A valuable and long-term employee has confidentially revealed to you that he or she is not who he or she claimed to be when originally hired. Since 2012, this scenario is occurring more frequently in part as a result of the Deferred Action for Childhood Arrivals or DACA program. On June 15, 2012, the Secretary of Homeland Security announced that certain individuals who entered the United States illegally as children may apply for deferred action allowing them remain in the US without fear of removal for a period of two years, subject to renewal. DACA does not provide lawful status, but it can provide temporary employment authorization.
When an employer learns that an employee’s identity is different from that previously used to complete the form I-9, the employer can retain the employee or terminate the employee for violating company policy, assuming the existence of applicable and equally applied policy. If the employer retains the employee, the employer should complete a new I-9 for the employee using the new credentials, but include the original date of hire in Section 2 of the new I-9 form. An employer should then attach the new I-9 to the old I-9 and include a brief written explanation for the change. The employer should also attach copies of the new credentials, assuming it does so consistently for all employees.

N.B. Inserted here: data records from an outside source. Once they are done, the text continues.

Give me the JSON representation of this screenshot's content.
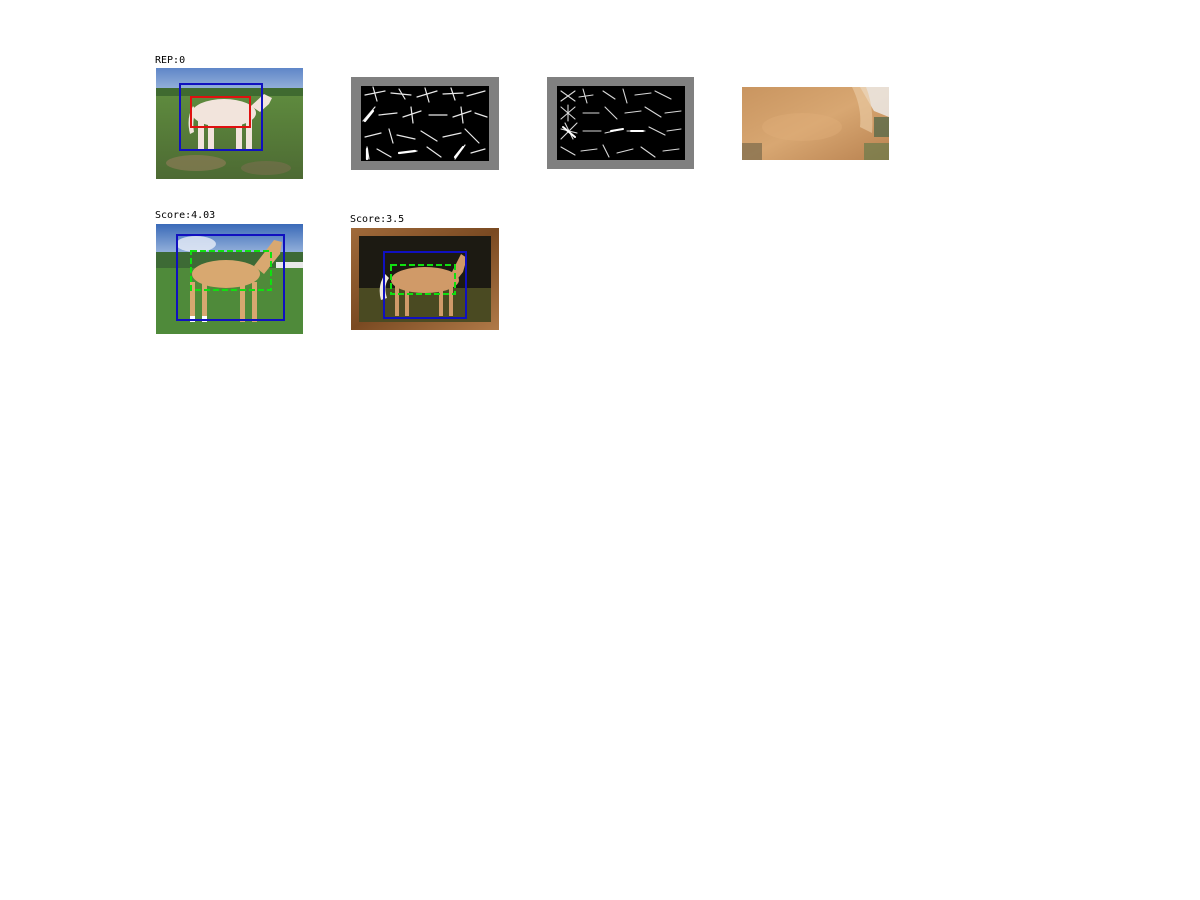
{
  "figure": {
    "row1": {
      "label": "REP:0",
      "panels": [
        {
          "name": "rep-photo",
          "kind": "photo",
          "description": "horse-on-grass"
        },
        {
          "name": "hog-positive",
          "kind": "hog-visualization"
        },
        {
          "name": "hog-negative",
          "kind": "hog-visualization"
        },
        {
          "name": "crop-patch",
          "kind": "photo-crop"
        }
      ]
    },
    "row2": {
      "items": [
        {
          "label": "Score:4.03",
          "kind": "detection-photo"
        },
        {
          "label": "Score:3.5",
          "kind": "detection-photo-framed"
        }
      ]
    }
  },
  "colors": {
    "rep_outer_box": "#1010c0",
    "rep_inner_box": "#e01010",
    "detection_box": "#1010c0",
    "part_box": "#10e010",
    "hog_border": "#808080",
    "hog_background": "#000000"
  }
}
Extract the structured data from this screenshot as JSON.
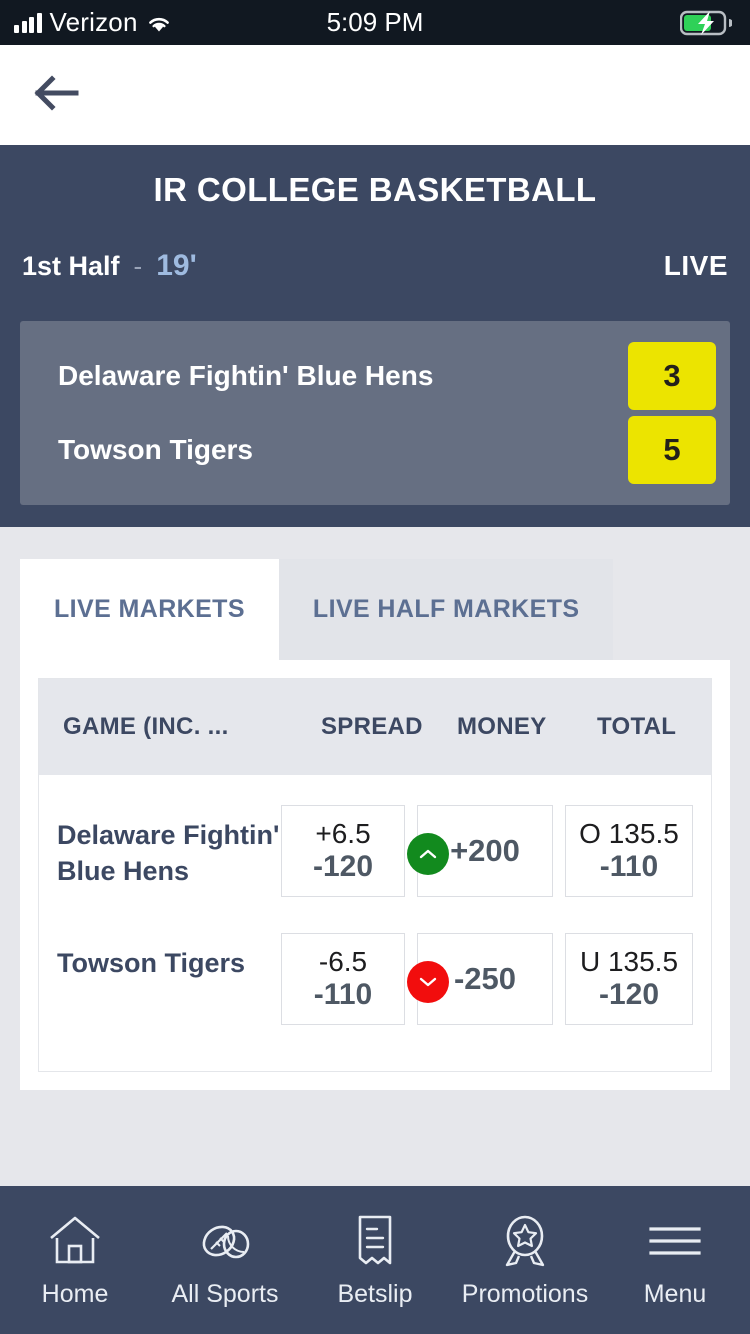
{
  "status_bar": {
    "carrier": "Verizon",
    "time": "5:09 PM",
    "signal_icon": "cellular-bars-icon",
    "wifi_icon": "wifi-icon",
    "battery_icon": "battery-charging-icon"
  },
  "nav": {
    "back_icon": "back-arrow-icon"
  },
  "event": {
    "title": "IR COLLEGE BASKETBALL",
    "period": "1st Half",
    "separator": "-",
    "clock": "19'",
    "live_label": "LIVE",
    "teams": [
      {
        "name": "Delaware Fightin' Blue Hens",
        "score": "3"
      },
      {
        "name": "Towson Tigers",
        "score": "5"
      }
    ]
  },
  "tabs": [
    {
      "label": "LIVE MARKETS",
      "active": true
    },
    {
      "label": "LIVE HALF MARKETS",
      "active": false
    }
  ],
  "market_table": {
    "headers": {
      "game": "GAME (INC. ...",
      "spread": "SPREAD",
      "money": "MONEY",
      "total": "TOTAL"
    },
    "rows": [
      {
        "team": "Delaware Fightin' Blue Hens",
        "spread": {
          "line": "+6.5",
          "price": "-120"
        },
        "money": {
          "price": "+200",
          "movement": "up",
          "movement_icon": "chevron-up-icon"
        },
        "total": {
          "line": "O 135.5",
          "price": "-110"
        }
      },
      {
        "team": "Towson Tigers",
        "spread": {
          "line": "-6.5",
          "price": "-110"
        },
        "money": {
          "price": "-250",
          "movement": "down",
          "movement_icon": "chevron-down-icon"
        },
        "total": {
          "line": "U 135.5",
          "price": "-120"
        }
      }
    ]
  },
  "bottom_nav": [
    {
      "label": "Home",
      "icon": "home-icon"
    },
    {
      "label": "All Sports",
      "icon": "sports-balls-icon"
    },
    {
      "label": "Betslip",
      "icon": "receipt-icon"
    },
    {
      "label": "Promotions",
      "icon": "award-ribbon-icon"
    },
    {
      "label": "Menu",
      "icon": "hamburger-menu-icon"
    }
  ],
  "colors": {
    "header_navy": "#3c4862",
    "scoreboard_slate": "#666f82",
    "score_yellow": "#ece400",
    "page_bg": "#e6e7eb",
    "tab_text": "#5c6f92",
    "up_green": "#128a1e",
    "down_red": "#f20d0d",
    "clock_blue": "#9fbbe0"
  }
}
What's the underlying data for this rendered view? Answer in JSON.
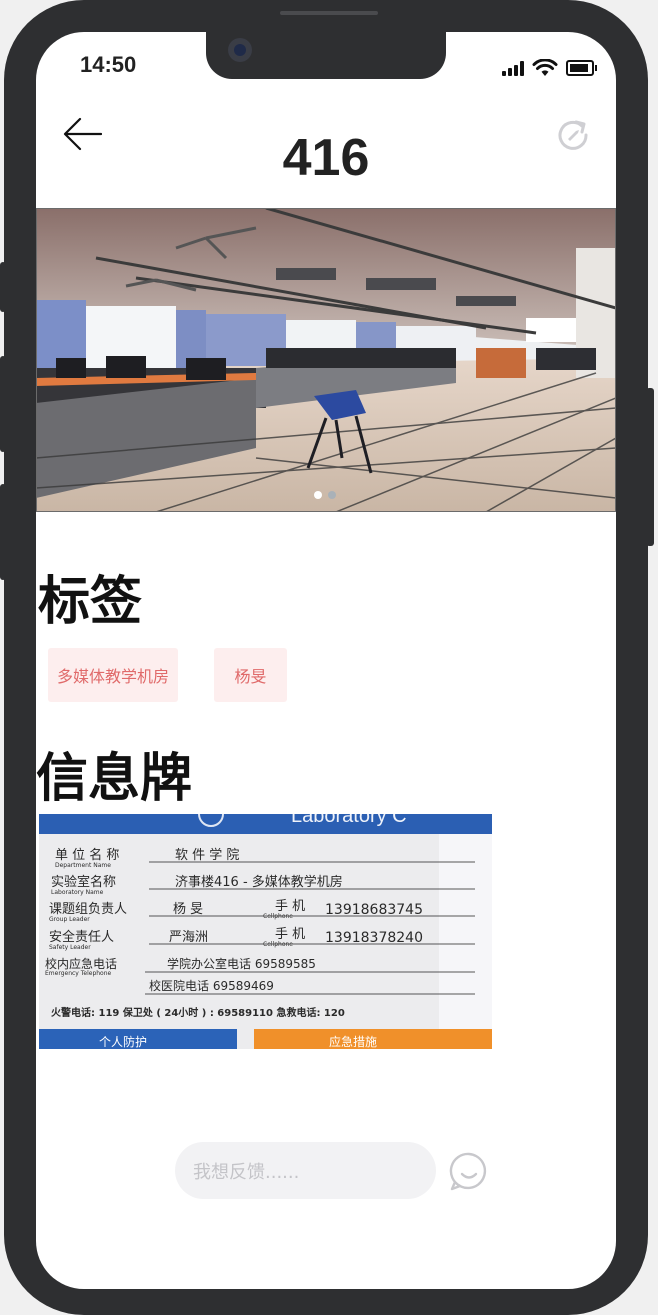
{
  "status": {
    "time": "14:50"
  },
  "header": {
    "title": "416",
    "back_icon": "arrow-left-icon",
    "refresh_icon": "refresh-icon"
  },
  "carousel": {
    "slide_count": 2,
    "active_slide": 1
  },
  "tags_section": {
    "heading": "标签",
    "tags": [
      "多媒体教学机房",
      "杨旻"
    ]
  },
  "info_section": {
    "heading": "信息牌",
    "sign": {
      "header_text": "Laboratory C",
      "rows": [
        {
          "label": "单 位 名 称",
          "sub": "Department Name",
          "value": "软 件 学 院"
        },
        {
          "label": "实验室名称",
          "sub": "Laboratory Name",
          "value": "济事楼416 - 多媒体教学机房"
        },
        {
          "label": "课题组负责人",
          "sub": "Group Leader",
          "value": "杨 旻",
          "phone_label": "手 机",
          "phone_sub": "Cellphone",
          "phone": "13918683745"
        },
        {
          "label": "安全责任人",
          "sub": "Safety Leader",
          "value": "严海洲",
          "phone_label": "手 机",
          "phone_sub": "Cellphone",
          "phone": "13918378240"
        },
        {
          "label": "校内应急电话",
          "sub": "Emergency Telephone",
          "value": "学院办公室电话  69589585"
        },
        {
          "label": "",
          "sub": "",
          "value": "校医院电话  69589469"
        }
      ],
      "emergency_line": "火警电话: 119   保卫处 ( 24小时 ) : 69589110   急救电话: 120",
      "footer_left": "个人防护",
      "footer_right": "应急措施"
    }
  },
  "feedback": {
    "placeholder": "我想反馈......",
    "chat_icon": "chat-bubble-icon"
  },
  "colors": {
    "tag_bg": "#fdeeee",
    "tag_text": "#e06a6a",
    "sign_blue": "#2b5fb3",
    "sign_orange": "#f0902a"
  }
}
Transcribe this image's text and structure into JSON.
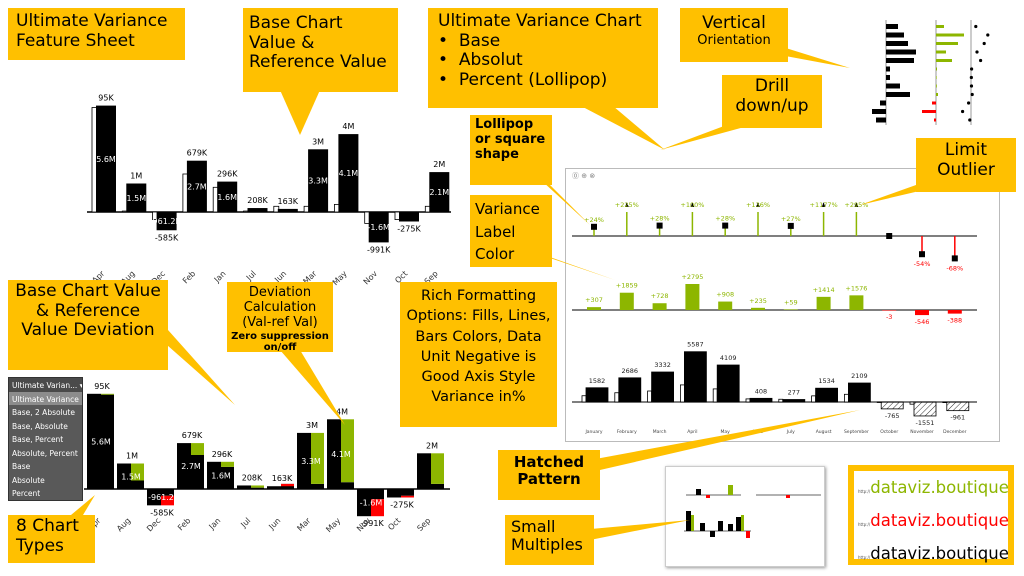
{
  "callouts": {
    "feature_sheet": "Ultimate Variance Feature Sheet",
    "base_ref": "Base Chart Value & Reference Value",
    "uv_chart_title": "Ultimate Variance Chart",
    "uv_chart_items": [
      "Base",
      "Absolut",
      "Percent (Lollipop)"
    ],
    "vertical": "Vertical",
    "orientation": "Orientation",
    "drill": "Drill down/up",
    "lollipop": "Lollipop or square shape",
    "label_color": "Variance Label Color",
    "limit_outlier": "Limit Outlier",
    "base_ref_dev": "Base Chart Value & Reference Value Deviation",
    "deviation_title": "Deviation Calculation (Val-ref Val)",
    "deviation_sub": "Zero suppression on/off",
    "rich": "Rich Formatting Options: Fills, Lines, Bars Colors, Data Unit Negative is Good Axis Style Variance in%",
    "hatched": "Hatched Pattern",
    "small_multiples": "Small Multiples",
    "chart_types": "8 Chart Types"
  },
  "dropdown": {
    "selected": "Ultimate Varian...",
    "options": [
      "Ultimate Variance",
      "Base, 2 Absolute",
      "Base, Absolute",
      "Base, Percent",
      "Absolute, Percent",
      "Base",
      "Absolute",
      "Percent"
    ]
  },
  "branding": {
    "text": "dataviz.boutique",
    "colors": [
      "#8DB600",
      "#FF0000",
      "#000000"
    ],
    "prefix": "http://"
  },
  "colors": {
    "accent": "#FFC000",
    "positive": "#8DB600",
    "negative": "#FF0000",
    "bar": "#000000"
  },
  "chart_data": [
    {
      "type": "bar",
      "categories": [
        "Apr",
        "Aug",
        "Dec",
        "Feb",
        "Jan",
        "Jul",
        "Jun",
        "Mar",
        "May",
        "Nov",
        "Oct",
        "Sep"
      ],
      "values": [
        5.6,
        1.5,
        -0.9612,
        2.7,
        1.6,
        0.208,
        0.163,
        3.3,
        4.1,
        -1.6,
        -0.5,
        2.1
      ],
      "reference": [
        5.5,
        0.05,
        -0.4,
        2.0,
        1.3,
        0.05,
        0.3,
        0.3,
        0.4,
        -0.6,
        -0.4,
        0.3
      ],
      "inner_labels": [
        "5.6M",
        "1.5M",
        "961.2K",
        "2.7M",
        "1.6M",
        "",
        "",
        "3.3M",
        "4.1M",
        "-1.6M",
        "",
        "2.1M"
      ],
      "outer_labels": [
        "95K",
        "1M",
        "-585K",
        "679K",
        "296K",
        "208K",
        "163K",
        "3M",
        "4M",
        "-991K",
        "-275K",
        "2M"
      ]
    },
    {
      "type": "bar",
      "categories": [
        "Apr",
        "Aug",
        "Dec",
        "Feb",
        "Jan",
        "Jul",
        "Jun",
        "Mar",
        "May",
        "Nov",
        "Oct",
        "Sep"
      ],
      "values": [
        5.6,
        1.5,
        -0.9612,
        2.7,
        1.6,
        0.208,
        0.163,
        3.3,
        4.1,
        -1.6,
        -0.5,
        2.1
      ],
      "reference": [
        5.55,
        0.5,
        -0.4,
        2.0,
        1.3,
        0.08,
        0.3,
        0.3,
        0.4,
        -0.6,
        -0.4,
        0.3
      ],
      "inner_labels": [
        "5.6M",
        "1.5M",
        "-961.2",
        "2.7M",
        "1.6M",
        "",
        "",
        "3.3M",
        "4.1M",
        "-1.6M",
        "",
        ""
      ],
      "outer_labels": [
        "95K",
        "1M",
        "-585K",
        "679K",
        "296K",
        "208K",
        "163K",
        "3M",
        "4M",
        "-991K",
        "-275K",
        "2M"
      ]
    },
    {
      "type": "bar",
      "categories": [
        "January",
        "February",
        "March",
        "April",
        "May",
        "June",
        "July",
        "August",
        "September",
        "October",
        "November",
        "December"
      ],
      "percent": [
        24,
        225,
        28,
        100,
        28,
        136,
        27,
        1177,
        295,
        null,
        -54,
        -68
      ],
      "percent_labels": [
        "+24%",
        "+225%",
        "+28%",
        "+100%",
        "+28%",
        "+136%",
        "+27%",
        "+1177%",
        "+295%",
        "",
        "-54%",
        "-68%"
      ],
      "outlier": [
        false,
        true,
        false,
        true,
        false,
        true,
        false,
        true,
        true,
        false,
        false,
        false
      ],
      "absolute": [
        307,
        1859,
        728,
        2795,
        908,
        235,
        59,
        1414,
        1576,
        -3,
        -546,
        -388
      ],
      "absolute_labels": [
        "+307",
        "+1859",
        "+728",
        "+2795",
        "+908",
        "+235",
        "+59",
        "+1414",
        "+1576",
        "-3",
        "-546",
        "-388"
      ],
      "base": [
        1582,
        2686,
        3332,
        5587,
        4109,
        408,
        277,
        1534,
        2109,
        -765,
        -1551,
        -961
      ],
      "base_labels": [
        "1582",
        "2686",
        "3332",
        "5587",
        "4109",
        "408",
        "277",
        "1534",
        "2109",
        "-765",
        "-1551",
        "-961"
      ]
    }
  ]
}
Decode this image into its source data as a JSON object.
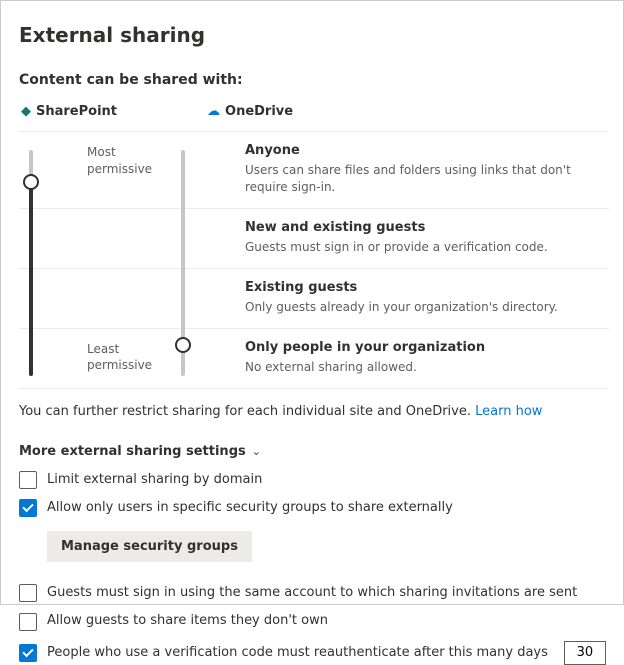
{
  "title": "External sharing",
  "subtitle": "Content can be shared with:",
  "products": {
    "sharepoint": "SharePoint",
    "onedrive": "OneDrive"
  },
  "scale": {
    "most": "Most permissive",
    "least": "Least permissive"
  },
  "options": [
    {
      "title": "Anyone",
      "desc": "Users can share files and folders using links that don't require sign-in."
    },
    {
      "title": "New and existing guests",
      "desc": "Guests must sign in or provide a verification code."
    },
    {
      "title": "Existing guests",
      "desc": "Only guests already in your organization's directory."
    },
    {
      "title": "Only people in your organization",
      "desc": "No external sharing allowed."
    }
  ],
  "restrict_note": "You can further restrict sharing for each individual site and OneDrive.",
  "learn_link": "Learn how",
  "more_header": "More external sharing settings",
  "checks": {
    "limit_domain": "Limit external sharing by domain",
    "security_groups": "Allow only users in specific security groups to share externally",
    "same_account": "Guests must sign in using the same account to which sharing invitations are sent",
    "share_not_own": "Allow guests to share items they don't own",
    "reauth_days": "People who use a verification code must reauthenticate after this many days"
  },
  "buttons": {
    "manage_groups": "Manage security groups"
  },
  "values": {
    "reauth_days": "30"
  }
}
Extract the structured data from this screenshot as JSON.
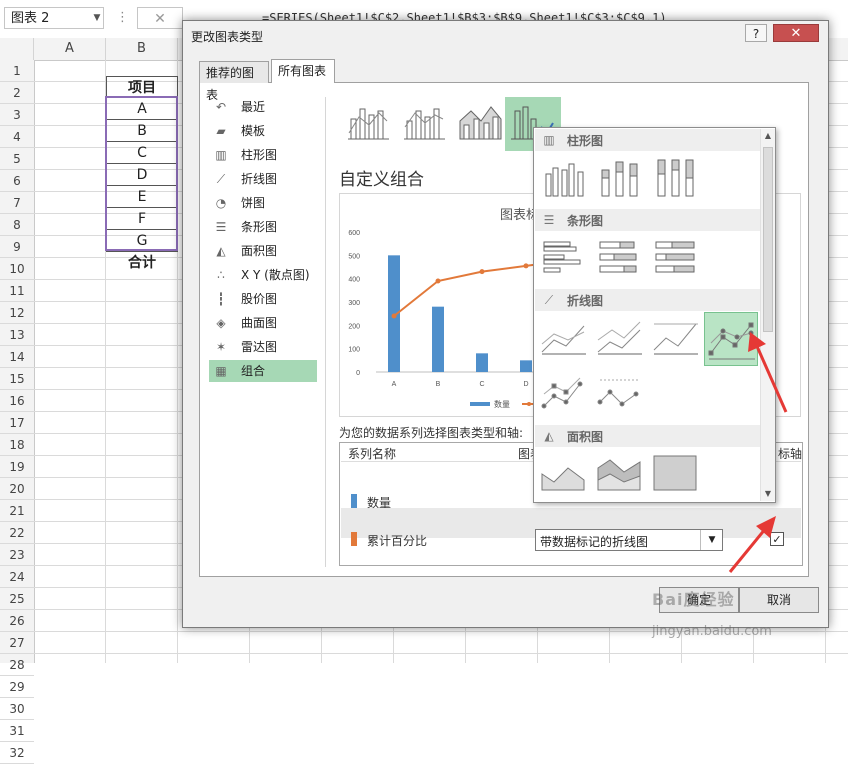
{
  "formula_bar": {
    "name_box": "图表 2",
    "cancel_glyph": "✕",
    "formula": "=SERIES(Sheet1!$C$2,Sheet1!$B$3:$B$9,Sheet1!$C$3:$C$9,1)"
  },
  "columns": [
    "A",
    "B"
  ],
  "rows": [
    "1",
    "2",
    "3",
    "4",
    "5",
    "6",
    "7",
    "8",
    "9",
    "10",
    "11",
    "12",
    "13",
    "14",
    "15",
    "16",
    "17",
    "18",
    "19",
    "20",
    "21",
    "22",
    "23",
    "24",
    "25",
    "26",
    "27",
    "28",
    "29",
    "30",
    "31",
    "32"
  ],
  "cells": {
    "header": "项目",
    "items": [
      "A",
      "B",
      "C",
      "D",
      "E",
      "F",
      "G"
    ],
    "total": "合计"
  },
  "dialog": {
    "title": "更改图表类型",
    "help": "?",
    "close": "✕",
    "tabs": {
      "recommended": "推荐的图表",
      "all": "所有图表"
    },
    "chart_types": [
      {
        "icon": "↶",
        "label": "最近"
      },
      {
        "icon": "▰",
        "label": "模板"
      },
      {
        "icon": "▥",
        "label": "柱形图"
      },
      {
        "icon": "⟋",
        "label": "折线图"
      },
      {
        "icon": "◔",
        "label": "饼图"
      },
      {
        "icon": "☰",
        "label": "条形图"
      },
      {
        "icon": "◭",
        "label": "面积图"
      },
      {
        "icon": "∴",
        "label": "X Y (散点图)"
      },
      {
        "icon": "┇",
        "label": "股价图"
      },
      {
        "icon": "◈",
        "label": "曲面图"
      },
      {
        "icon": "✶",
        "label": "雷达图"
      },
      {
        "icon": "▦",
        "label": "组合"
      }
    ],
    "combo_title": "自定义组合",
    "preview_title": "图表标",
    "series_prompt": "为您的数据系列选择图表类型和轴:",
    "series_headers": {
      "name": "系列名称",
      "type": "图表",
      "axis": "标轴"
    },
    "series": [
      {
        "name": "数量",
        "color": "#4f8fcb"
      },
      {
        "name": "累计百分比",
        "color": "#e2793a",
        "type": "带数据标记的折线图",
        "secondary_checked": "✓"
      }
    ],
    "ok": "确定",
    "cancel": "取消"
  },
  "gallery": {
    "sections": [
      {
        "icon": "▥",
        "label": "柱形图"
      },
      {
        "icon": "☰",
        "label": "条形图"
      },
      {
        "icon": "⟋",
        "label": "折线图"
      },
      {
        "icon": "◭",
        "label": "面积图"
      }
    ],
    "scroll_up": "▲",
    "scroll_down": "▼"
  },
  "colors": {
    "accent_green": "#a6d8b5",
    "bar": "#4f8fcb",
    "line": "#e2793a",
    "arrow": "#e53935"
  },
  "chart_data": {
    "type": "bar",
    "title": "",
    "categories": [
      "A",
      "B",
      "C",
      "D"
    ],
    "series": [
      {
        "name": "数量",
        "type": "bar",
        "values": [
          500,
          280,
          80,
          50
        ]
      },
      {
        "type": "line",
        "values": [
          240,
          390,
          430,
          455
        ]
      }
    ],
    "ylim": [
      0,
      600
    ],
    "yticks": [
      0,
      100,
      200,
      300,
      400,
      500,
      600
    ],
    "legend": "bottom",
    "grid": false
  },
  "watermark": {
    "main": "Bai度经验",
    "url": "jingyan.baidu.com"
  }
}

When preparing the new I-9 form, a DACA-authorized employee will complete Section I of the form, selecting that he or she is an alien authorized to work and will include the expiration date of the employment authorization card and provide his or her alien registration number (which appears on the card). Since the authorization will expire within two years, the employer will be required to re-verify the employee’s credentials to ensure continued employment authorization and should therefore calendar the expiration date at least 120 days prior to the expiration date, so that the employee has time to prepare and file a renewal application. Employers should note that the employee must provide the physical card and not a receipt notice from the USCIS to continue working.